Then there is the self-driving revolution — something no longer limited to cars. Visitors will see self-driving suitcases whizzing between the stalls, specially programmed to follow their owner. Self-driving lawnmowers, buses and tractors are also on display.
Which of these technologies will catch on remains to be seen.
Beneath the glitz and gizmos, important questions arise concerning our relationship with technology. Will surrounding ourselves with “smart” objects endanger our privacy? Are we willing to sacrifice some privacy for the convenience these objects bring? Can we bring ourselves to trust a self-driving car, or a medical diagnosis given by an app?
More fundamentally, just how smart should we let machines become? Artificial intelligence is constantly improving and could soon outpace the power of the human mind. What happens if we can no longer control the machines we create?
- In the next 10 years, will technology have a positive or negative impact on society?
- Should we try to use technology less?
- Design your own new gadget that could be exhibited at CES. Draw a diagram and label its special functions. What is it called? How does it work? What can it do? Present your design to the class.
- Read the first BBC piece in Become An Expert — it lists many of the technologies that are now on show. As a percentage, how many of the items do you think are useful? How many would you personally use?
Some People Say...
“Technology is a double edged sword. Fire can cook our food but also burn us.”Jason Silva
What do you think?
Q & A
- What do we know?
- As well as new gadgets, CES is also exhibiting upgrades on existing technologies. For example, there will be several keynote speeches on the planned 5G mobile network, which will give people access to extremely fast internet connections. Television manufacturers have also developed 8K TVs. These are 16 times the resolution of the current standard HD display (although some think that a normal human eye cannot tell the difference).
- What do we not know?
- How society’s relationship with technology will change. In a Pew survey of technology experts, 47% of respondents predicted that our well-being will be more helped than harmed by digital life in the next decade — 32% thought that technology would become more harmful.
- The event was first held in 1967. At the time, it was dominated by the newest pocket radios and televisions.
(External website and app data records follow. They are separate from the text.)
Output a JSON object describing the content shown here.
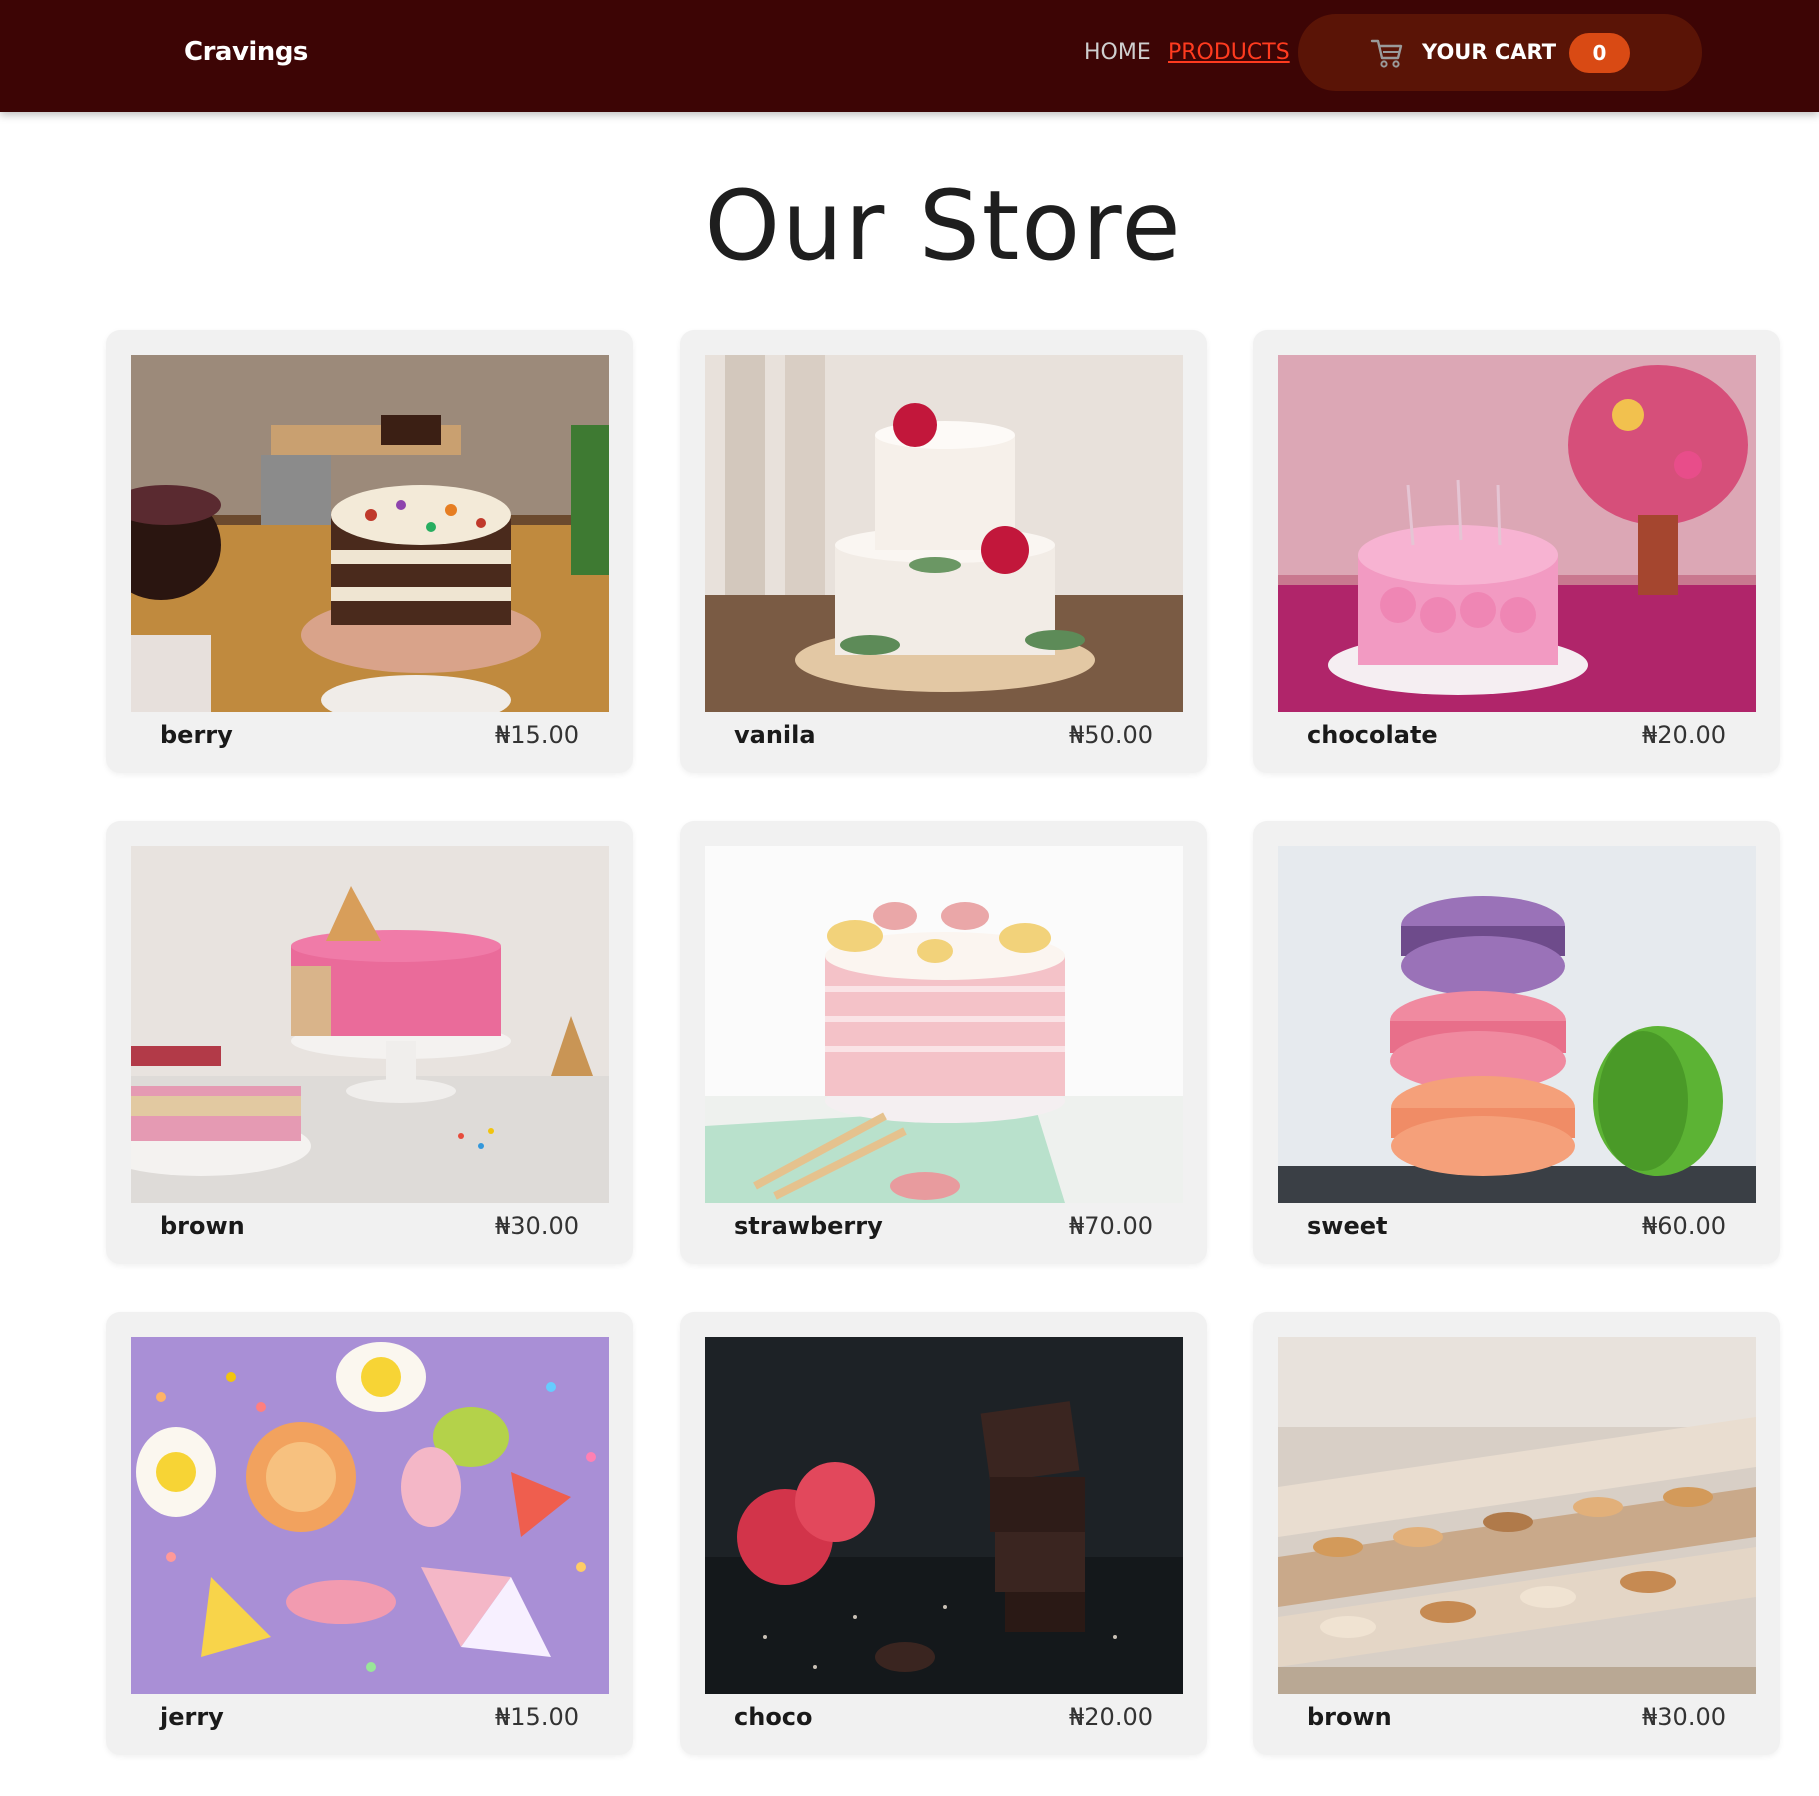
{
  "header": {
    "brand": "Cravings",
    "nav": {
      "home": "HOME",
      "products": "PRODUCTS"
    },
    "cart": {
      "label": "YOUR CART",
      "count": "0"
    },
    "colors": {
      "navbar": "#3d0505",
      "active_link": "#ff3b1f",
      "cart_bg": "#5a1406",
      "badge": "#d94a14"
    }
  },
  "main": {
    "title": "Our Store",
    "products": [
      {
        "name": "berry",
        "price": "₦15.00",
        "image": "layered-cake-on-table"
      },
      {
        "name": "vanila",
        "price": "₦50.00",
        "image": "white-two-tier-cake"
      },
      {
        "name": "chocolate",
        "price": "₦20.00",
        "image": "pink-rose-cake"
      },
      {
        "name": "brown",
        "price": "₦30.00",
        "image": "pink-drip-cake"
      },
      {
        "name": "strawberry",
        "price": "₦70.00",
        "image": "macaron-topped-cake"
      },
      {
        "name": "sweet",
        "price": "₦60.00",
        "image": "macaron-stack"
      },
      {
        "name": "jerry",
        "price": "₦15.00",
        "image": "candy-sprinkles"
      },
      {
        "name": "choco",
        "price": "₦20.00",
        "image": "chocolate-raspberries"
      },
      {
        "name": "brown",
        "price": "₦30.00",
        "image": "pastry-display-case"
      }
    ]
  }
}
While cutting-edge TVs are still on display, its range of products has broadened extensively in recent years.
- This process has been called the “internet of things”. Linking everyday objects together through the internet could allow enormous amounts of data to be collected about our daily lives.
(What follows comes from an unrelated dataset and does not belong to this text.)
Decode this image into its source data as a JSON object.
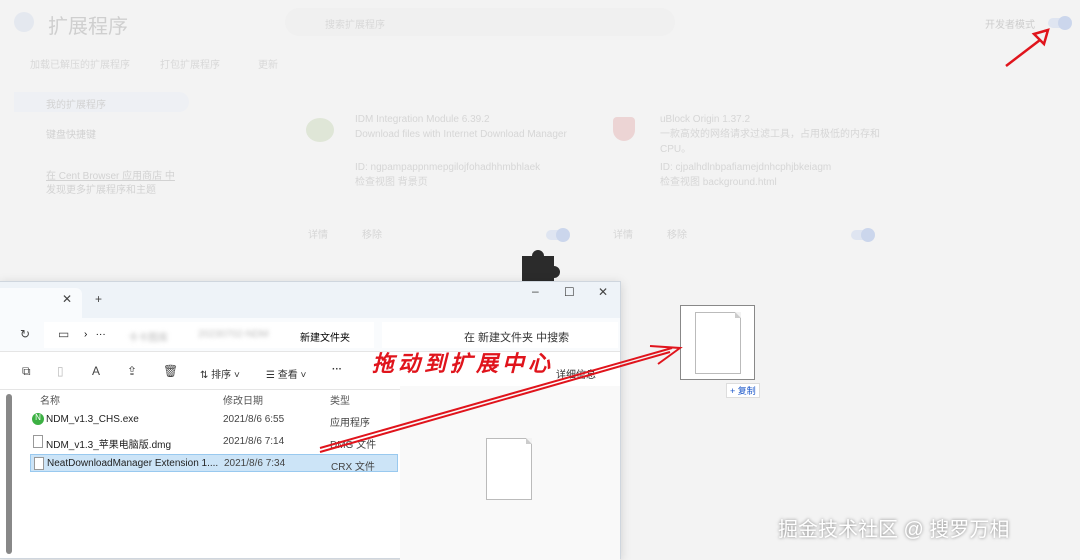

- According to research company Ovum, the number of active digital assistant devices (like Alexa or Google Assistant) in the world will reach 7.5 billion by 2021.
- Farhad Manjoo
- Read his full piece by following the New York Times link in Become An Expert.
- One device, called the UrgoNight, uses brain scanning to help you develop more regular sleep patterns.
- Self-driving cars are still some way from revolutionising transportation. Last year an Uber autonomous vehicle killed a pedestrian in a fatal collision.